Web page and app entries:
╭──

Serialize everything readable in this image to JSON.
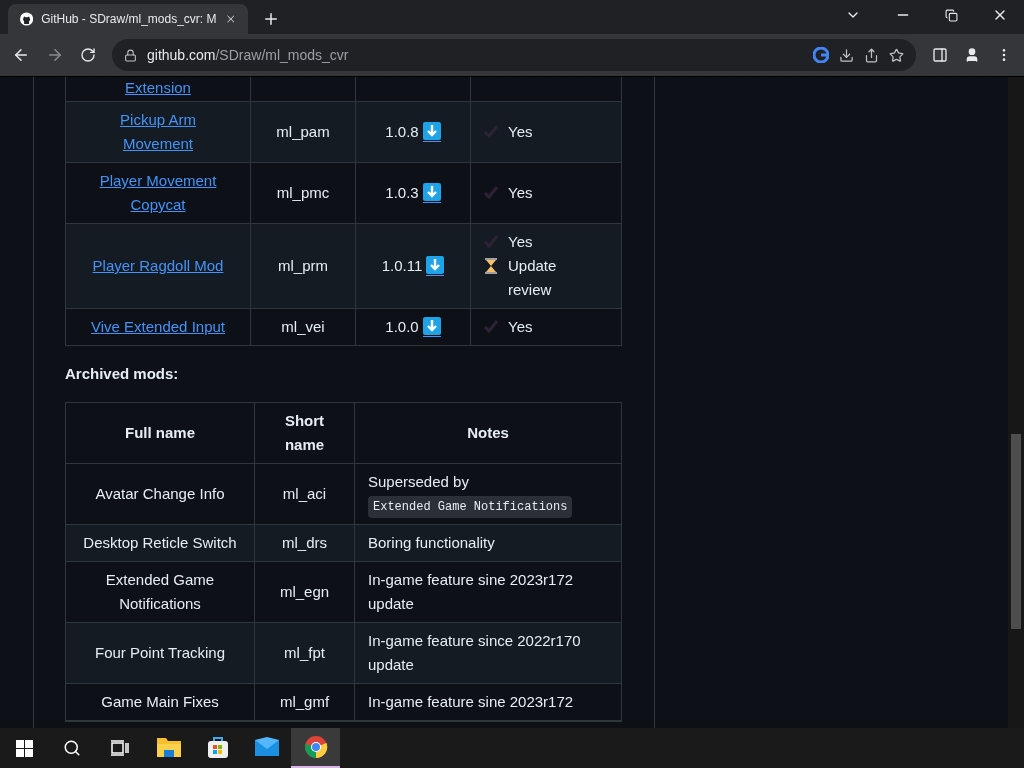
{
  "browser": {
    "tab": {
      "title": "GitHub - SDraw/ml_mods_cvr: M",
      "selected": true
    },
    "url_host": "github.com",
    "url_path": "/SDraw/ml_mods_cvr"
  },
  "mods_table": {
    "rows": [
      {
        "kind": "partial",
        "name": "Extension"
      },
      {
        "kind": "full",
        "name": "Pickup Arm Movement",
        "short": "ml_pam",
        "version": "1.0.8",
        "statuses": [
          {
            "kind": "approved",
            "label": "Yes"
          }
        ]
      },
      {
        "kind": "full",
        "name": "Player Movement Copycat",
        "short": "ml_pmc",
        "version": "1.0.3",
        "statuses": [
          {
            "kind": "approved",
            "label": "Yes"
          }
        ]
      },
      {
        "kind": "full",
        "name": "Player Ragdoll Mod",
        "short": "ml_prm",
        "version": "1.0.11",
        "statuses": [
          {
            "kind": "approved",
            "label": "Yes"
          },
          {
            "kind": "pending",
            "label": "Update review"
          }
        ]
      },
      {
        "kind": "full",
        "name": "Vive Extended Input",
        "short": "ml_vei",
        "version": "1.0.0",
        "statuses": [
          {
            "kind": "approved",
            "label": "Yes"
          }
        ]
      }
    ]
  },
  "archived": {
    "heading": "Archived mods:",
    "columns": [
      "Full name",
      "Short name",
      "Notes"
    ],
    "rows": [
      {
        "name": "Avatar Change Info",
        "short": "ml_aci",
        "notes": "Superseded by",
        "notes_code": "Extended Game Notifications"
      },
      {
        "name": "Desktop Reticle Switch",
        "short": "ml_drs",
        "notes": "Boring functionality"
      },
      {
        "name": "Extended Game Notifications",
        "short": "ml_egn",
        "notes": "In-game feature sine 2023r172 update"
      },
      {
        "name": "Four Point Tracking",
        "short": "ml_fpt",
        "notes": "In-game feature since 2022r170 update"
      },
      {
        "name": "Game Main Fixes",
        "short": "ml_gmf",
        "notes": "In-game feature sine 2023r172"
      }
    ]
  },
  "taskbar": {
    "apps": [
      {
        "kind": "files",
        "selected": false
      },
      {
        "kind": "store",
        "selected": false
      },
      {
        "kind": "mail",
        "selected": false
      },
      {
        "kind": "chrome",
        "selected": true
      }
    ]
  }
}
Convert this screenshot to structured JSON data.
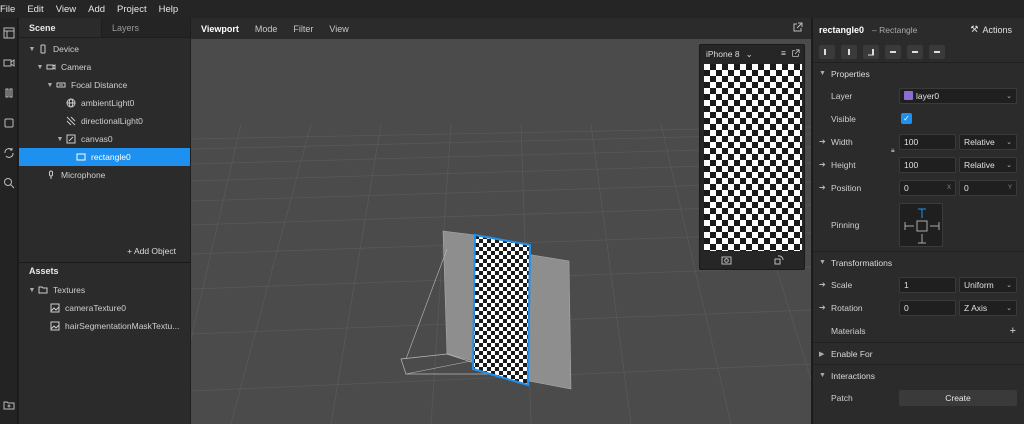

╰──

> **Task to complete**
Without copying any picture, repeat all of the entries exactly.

> **Answer below**
Serialize everything readable in this image to JSON.
{
  "browser": {
    "tab": {
      "title": "GitHub - SDraw/ml_mods_cvr: M",
      "selected": true
    },
    "url_host": "github.com",
    "url_path": "/SDraw/ml_mods_cvr"
  },
  "mods_table": {
    "rows": [
      {
        "kind": "partial",
        "name": "Extension"
      },
      {
        "kind": "full",
        "name": "Pickup Arm Movement",
        "short": "ml_pam",
        "version": "1.0.8",
        "statuses": [
          {
            "kind": "approved",
            "label": "Yes"
          }
        ]
      },
      {
        "kind": "full",
        "name": "Player Movement Copycat",
        "short": "ml_pmc",
        "version": "1.0.3",
        "statuses": [
          {
            "kind": "approved",
            "label": "Yes"
          }
        ]
      },
      {
        "kind": "full",
        "name": "Player Ragdoll Mod",
        "short": "ml_prm",
        "version": "1.0.11",
        "statuses": [
          {
            "kind": "approved",
            "label": "Yes"
          },
          {
            "kind": "pending",
            "label": "Update review"
          }
        ]
      },
      {
        "kind": "full",
        "name": "Vive Extended Input",
        "short": "ml_vei",
        "version": "1.0.0",
        "statuses": [
          {
            "kind": "approved",
            "label": "Yes"
          }
        ]
      }
    ]
  },
  "archived": {
    "heading": "Archived mods:",
    "columns": [
      "Full name",
      "Short name",
      "Notes"
    ],
    "rows": [
      {
        "name": "Avatar Change Info",
        "short": "ml_aci",
        "notes": "Superseded by",
        "notes_code": "Extended Game Notifications"
      },
      {
        "name": "Desktop Reticle Switch",
        "short": "ml_drs",
        "notes": "Boring functionality"
      },
      {
        "name": "Extended Game Notifications",
        "short": "ml_egn",
        "notes": "In-game feature sine 2023r172 update"
      },
      {
        "name": "Four Point Tracking",
        "short": "ml_fpt",
        "notes": "In-game feature since 2022r170 update"
      },
      {
        "name": "Game Main Fixes",
        "short": "ml_gmf",
        "notes": "In-game feature sine 2023r172"
      }
    ]
  },
  "taskbar": {
    "apps": [
      {
        "kind": "files",
        "selected": false
      },
      {
        "kind": "store",
        "selected": false
      },
      {
        "kind": "mail",
        "selected": false
      },
      {
        "kind": "chrome",
        "selected": true
      }
    ]
  }
}
Convert this screenshot to structured JSON data.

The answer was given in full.